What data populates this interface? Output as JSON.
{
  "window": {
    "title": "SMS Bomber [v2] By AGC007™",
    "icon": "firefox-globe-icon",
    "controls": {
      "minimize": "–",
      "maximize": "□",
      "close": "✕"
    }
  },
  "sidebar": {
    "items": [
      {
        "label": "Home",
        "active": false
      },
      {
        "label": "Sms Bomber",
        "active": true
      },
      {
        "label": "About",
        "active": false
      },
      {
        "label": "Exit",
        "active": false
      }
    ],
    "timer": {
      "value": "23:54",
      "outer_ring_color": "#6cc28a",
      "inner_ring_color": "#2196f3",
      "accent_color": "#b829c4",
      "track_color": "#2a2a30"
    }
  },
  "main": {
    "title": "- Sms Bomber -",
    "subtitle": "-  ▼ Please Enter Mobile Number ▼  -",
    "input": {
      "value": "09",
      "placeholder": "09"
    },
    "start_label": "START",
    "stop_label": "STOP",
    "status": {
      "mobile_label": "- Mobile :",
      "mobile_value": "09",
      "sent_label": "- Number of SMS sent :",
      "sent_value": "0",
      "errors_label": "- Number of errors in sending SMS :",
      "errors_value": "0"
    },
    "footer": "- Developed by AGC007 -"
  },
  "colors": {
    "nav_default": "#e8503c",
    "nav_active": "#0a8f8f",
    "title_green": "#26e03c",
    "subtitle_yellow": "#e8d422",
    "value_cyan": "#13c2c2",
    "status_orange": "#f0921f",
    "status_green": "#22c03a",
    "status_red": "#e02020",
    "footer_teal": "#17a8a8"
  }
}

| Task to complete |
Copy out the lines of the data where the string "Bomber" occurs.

| Output for this task |
    "title": "SMS Bomber [v2] By AGC007™",
        "label": "Sms Bomber",
    "title": "- Sms Bomber -",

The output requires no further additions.